Aldworth mentioned that marijuana prohibition leads to the arrest of "about 10 thousand Coloradoans each year, nearly 95 percent for simple possession," and Amendment 64 is looking to turn that around. It would also bring Colorado an estimated $60 million in revenue and savings, according to the Colorado Center on Law and Policy. Ryan talked about his 36 years on the Denver force, mostly on street patrol. "Where marijuana is concerned, the only calls I remember getting for marijuana was because someone was mad at someone and wanted to turn them in for using it," he said. "“Far as I can see, people who use marijuana don’t cause any problems.”
Franklin read statements said earlier today from representatives of Blacks in Law Enforcement of America and the National Latino Officers Association. Blacks in Law Enforcement of America's Ron Hampton, said:
"Keeping these outdated prohibition laws on the books accomplishes nothing to reduce marijuana use, but it does cause incredible damage to our communities of color. Even though African Americans use marijuana at a rate virtually identical to that of whites, people from our community are arrested, sentenced and jailed at a much higher rate. Passing Amendment 64, while it won't solve all our problems, is a great step toward ensuring equality for all under the law."
The statement from the National Latino Officers Association included a hope for increased cooperation between law enforcement and communities, which Franklin echoed later. NLOA's Anthony Miranda said:
"Right now, communities of color see the police as aggressors rather than as protectors. People are unwilling to come to us, to give us information, even to report crimes, because they see us as the enemy. When Amendment 64 passes, we’ll be one step closer to rebuilding that community trust that allows us to effectively perform our jobs."
When Reason asked about how Amendment 64 might increase officer and citizen safety, Franklin dropped many topics familiar to regular readers.
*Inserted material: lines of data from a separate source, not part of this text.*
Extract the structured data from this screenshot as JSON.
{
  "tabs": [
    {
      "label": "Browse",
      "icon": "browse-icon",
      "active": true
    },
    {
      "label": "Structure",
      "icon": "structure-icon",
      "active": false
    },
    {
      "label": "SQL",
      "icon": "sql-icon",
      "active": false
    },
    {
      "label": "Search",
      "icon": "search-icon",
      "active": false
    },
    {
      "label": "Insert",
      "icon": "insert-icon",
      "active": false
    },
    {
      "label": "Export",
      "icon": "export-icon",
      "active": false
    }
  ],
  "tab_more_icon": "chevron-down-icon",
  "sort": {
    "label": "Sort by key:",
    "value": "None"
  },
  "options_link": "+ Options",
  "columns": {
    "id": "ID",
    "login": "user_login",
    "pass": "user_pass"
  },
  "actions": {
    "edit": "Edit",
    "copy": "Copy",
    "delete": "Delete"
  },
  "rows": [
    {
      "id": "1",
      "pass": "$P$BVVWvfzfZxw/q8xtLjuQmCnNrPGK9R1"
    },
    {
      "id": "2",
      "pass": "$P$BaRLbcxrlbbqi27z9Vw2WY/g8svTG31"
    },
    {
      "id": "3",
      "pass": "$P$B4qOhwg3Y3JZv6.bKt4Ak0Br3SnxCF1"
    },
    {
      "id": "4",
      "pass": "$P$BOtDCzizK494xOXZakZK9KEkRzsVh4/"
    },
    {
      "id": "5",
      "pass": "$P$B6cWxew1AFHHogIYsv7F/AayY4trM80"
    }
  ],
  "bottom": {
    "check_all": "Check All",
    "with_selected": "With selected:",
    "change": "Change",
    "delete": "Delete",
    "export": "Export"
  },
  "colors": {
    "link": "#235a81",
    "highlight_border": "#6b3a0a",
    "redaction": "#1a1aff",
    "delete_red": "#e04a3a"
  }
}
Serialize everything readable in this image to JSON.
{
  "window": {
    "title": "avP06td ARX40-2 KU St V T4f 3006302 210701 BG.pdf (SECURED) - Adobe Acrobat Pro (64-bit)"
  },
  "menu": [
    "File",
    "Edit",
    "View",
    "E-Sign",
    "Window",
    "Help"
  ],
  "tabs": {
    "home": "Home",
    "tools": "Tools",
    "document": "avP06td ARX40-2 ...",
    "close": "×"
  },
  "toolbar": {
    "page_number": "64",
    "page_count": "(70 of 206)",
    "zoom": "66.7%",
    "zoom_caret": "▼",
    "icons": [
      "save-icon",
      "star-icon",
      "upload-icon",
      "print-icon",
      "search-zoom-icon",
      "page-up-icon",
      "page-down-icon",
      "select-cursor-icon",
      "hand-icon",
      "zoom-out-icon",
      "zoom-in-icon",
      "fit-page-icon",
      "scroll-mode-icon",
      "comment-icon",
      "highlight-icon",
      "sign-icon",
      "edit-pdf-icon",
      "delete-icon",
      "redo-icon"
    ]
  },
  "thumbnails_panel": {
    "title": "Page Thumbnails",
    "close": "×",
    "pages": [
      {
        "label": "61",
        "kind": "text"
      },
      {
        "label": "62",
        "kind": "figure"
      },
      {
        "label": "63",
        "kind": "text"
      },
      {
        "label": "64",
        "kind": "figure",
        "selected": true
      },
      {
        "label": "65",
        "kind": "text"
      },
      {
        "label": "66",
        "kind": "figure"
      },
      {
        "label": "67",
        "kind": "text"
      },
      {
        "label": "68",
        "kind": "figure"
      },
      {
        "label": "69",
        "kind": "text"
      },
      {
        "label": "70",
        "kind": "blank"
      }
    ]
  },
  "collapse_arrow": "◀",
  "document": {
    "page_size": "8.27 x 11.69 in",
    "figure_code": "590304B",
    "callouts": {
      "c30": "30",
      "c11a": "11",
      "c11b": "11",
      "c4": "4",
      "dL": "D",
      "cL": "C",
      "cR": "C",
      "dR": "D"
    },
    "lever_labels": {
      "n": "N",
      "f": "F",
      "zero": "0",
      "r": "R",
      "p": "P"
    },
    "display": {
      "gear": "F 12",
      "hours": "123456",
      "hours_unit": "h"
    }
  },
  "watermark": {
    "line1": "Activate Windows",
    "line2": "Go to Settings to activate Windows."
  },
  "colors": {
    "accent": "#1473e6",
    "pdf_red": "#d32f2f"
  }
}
He also reiterated that the drug war has seriously decreased trust in law enforcement and perhaps for good reason, saying:
"Police are not well respected, and when police are not well respected, you have many opportunities for conflicts between citizens and police. Citizens do not trust police, they do not give them information. In Baltimore they had things like stop snitching campaigns. when we don’t have citizens working with police to get violent criminals off the steet..."
He also mentioned cartels and the violent criminals involved in drug trades. Franklin went on to say that another area where safety will be improved by legalization:
“These dynamic SWAT raids we use on a regular basis, they are very, very dangerous....” “People are getting hurt, innocent people are getting hurt. We are conducting raids on the wrong homes. Even in homes where there might be some illicit activity, marijuana, there is no violence…yet the raid itself is an act of violence."
When asked what backers of Amendment 64 anticipated the Federal response might be if they were successful in November, Aldworth said:
"We anticipate that when Colorado passes amendment 64, the federal government will work with us. The DEA has never made it its business to prosecute or investigate individuals for simple possession of marijuana. We don’t expect that DEA priorities will be shifted."
When pressed as to whether the DEA and/or Department of Justice might go after growers or retailers of marijuana, Aldworth mentioned the 10th amendment, and with some hesitation said “I hope that the federal government finds themselves in a position where they want to work with us on that.”
Reason TV's Nick Gillespie interviewed Franklin back in July 2011